Assigned task.
Across the listing below, how many lines contain "scan"? Answer with the number and nothing else.

┌──

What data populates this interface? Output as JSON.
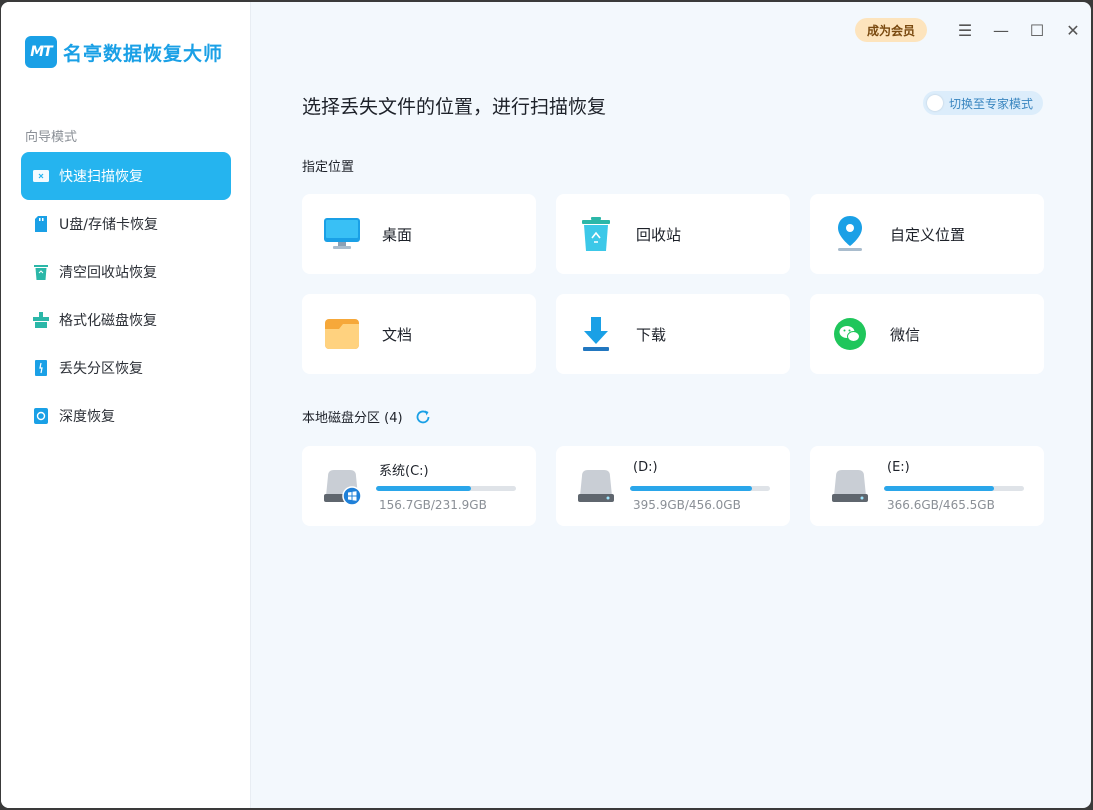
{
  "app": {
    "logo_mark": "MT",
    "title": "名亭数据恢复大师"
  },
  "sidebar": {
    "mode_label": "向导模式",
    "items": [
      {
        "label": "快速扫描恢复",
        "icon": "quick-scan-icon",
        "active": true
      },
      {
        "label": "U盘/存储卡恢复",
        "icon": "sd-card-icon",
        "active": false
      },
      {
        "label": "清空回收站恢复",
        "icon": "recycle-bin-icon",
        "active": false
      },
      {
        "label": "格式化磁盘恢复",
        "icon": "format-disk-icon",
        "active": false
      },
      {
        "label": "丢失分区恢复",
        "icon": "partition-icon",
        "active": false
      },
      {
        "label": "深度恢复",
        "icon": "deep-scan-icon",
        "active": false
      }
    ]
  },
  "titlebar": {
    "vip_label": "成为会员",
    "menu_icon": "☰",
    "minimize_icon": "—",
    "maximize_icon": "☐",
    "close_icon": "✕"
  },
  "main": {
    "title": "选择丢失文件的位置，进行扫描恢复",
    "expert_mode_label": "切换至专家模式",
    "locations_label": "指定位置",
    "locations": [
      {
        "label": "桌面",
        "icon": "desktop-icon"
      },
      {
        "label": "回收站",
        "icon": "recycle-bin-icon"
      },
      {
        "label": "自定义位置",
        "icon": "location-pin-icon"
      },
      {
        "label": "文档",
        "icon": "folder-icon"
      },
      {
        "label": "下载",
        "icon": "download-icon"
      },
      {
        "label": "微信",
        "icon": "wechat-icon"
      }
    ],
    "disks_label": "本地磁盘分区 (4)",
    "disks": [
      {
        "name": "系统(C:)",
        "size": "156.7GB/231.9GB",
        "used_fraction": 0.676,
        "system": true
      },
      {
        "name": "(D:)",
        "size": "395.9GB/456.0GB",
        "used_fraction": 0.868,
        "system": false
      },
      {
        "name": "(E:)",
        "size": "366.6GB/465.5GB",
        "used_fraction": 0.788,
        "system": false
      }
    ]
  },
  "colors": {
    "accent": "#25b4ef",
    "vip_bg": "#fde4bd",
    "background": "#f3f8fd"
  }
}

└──

Reply.
2